> h.each            {|ek, ev|  p [ek  , ev       ]}
> h.each_with_index {|e, idx|  p [e[0], e[1], idx]}
>#      ^_________^      ^_^       ^_^  ^^_^  ^_^
>#           A            B         C   D C    E
>
>

irb(main):012:0> class Hash
irb(main):013:1>   alias_method :orig_each, :each
irb(main):014:1>   def each
irb(main):015:2>     index = 0
irb(main):016:2>     orig_each do |ek, ev|
irb(main):017:3*       yield ek, ev, index
irb(main):018:3>       index += 1
irb(main):019:3>     end
irb(main):020:2>   end
irb(main):021:1> end
=> nil
irb(main):022:0> h = {:a => 1, :b => 2, :c => 3}
=> {:c=>3, :a=>1, :b=>2}
irb(main):023:0> h.each            {|ek, ev|  p [ek  , ev       ]}
[:c, 3]
[:a, 1]
[:b, 2]
=> {:c=>3, :a=>1, :b=>2}
irb(main):026:0> h.each {|ek, ev, idx|  p [ek, ev, idx]}
[:c, 3, 0]
[:a, 1, 1]
[:b, 2, 2]
=> {:c=>3, :a=>1, :b=>2}

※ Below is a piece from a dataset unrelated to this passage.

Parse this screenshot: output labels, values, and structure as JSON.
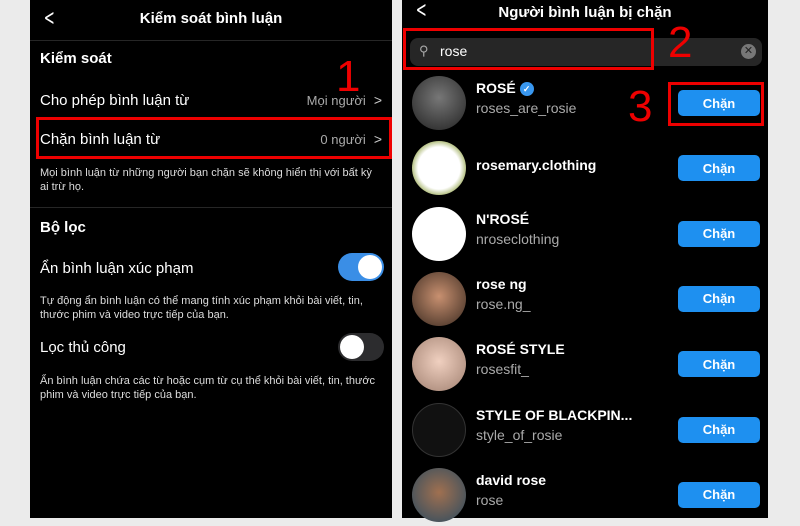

This, as you already know, doesn't work with Arrays:
irb(main):027:0> def stuff
irb(main):028:1>   yield 1,2
irb(main):029:1> end
=> nil
irb(main):030:0> stuff {|a| p a}
(irb):30: warning: multiple values for a block parameter (2 for 1)
from (irb):28
[1, 2]
=> nil

But that's being warned about, so I hope that, in the future, 'a' will
be set to 1, instead of [1,2]. (...which would make the above trick work
for Arrays.)

It wouldn't provide automatic "with index" functionality, as your hack
does, but it seems (to me) to be the "cleanest" change to allow you to
implement _with_index methods without polluting the methods list.

Sorry if this is a rehash (no pun intended) of stuff covered in the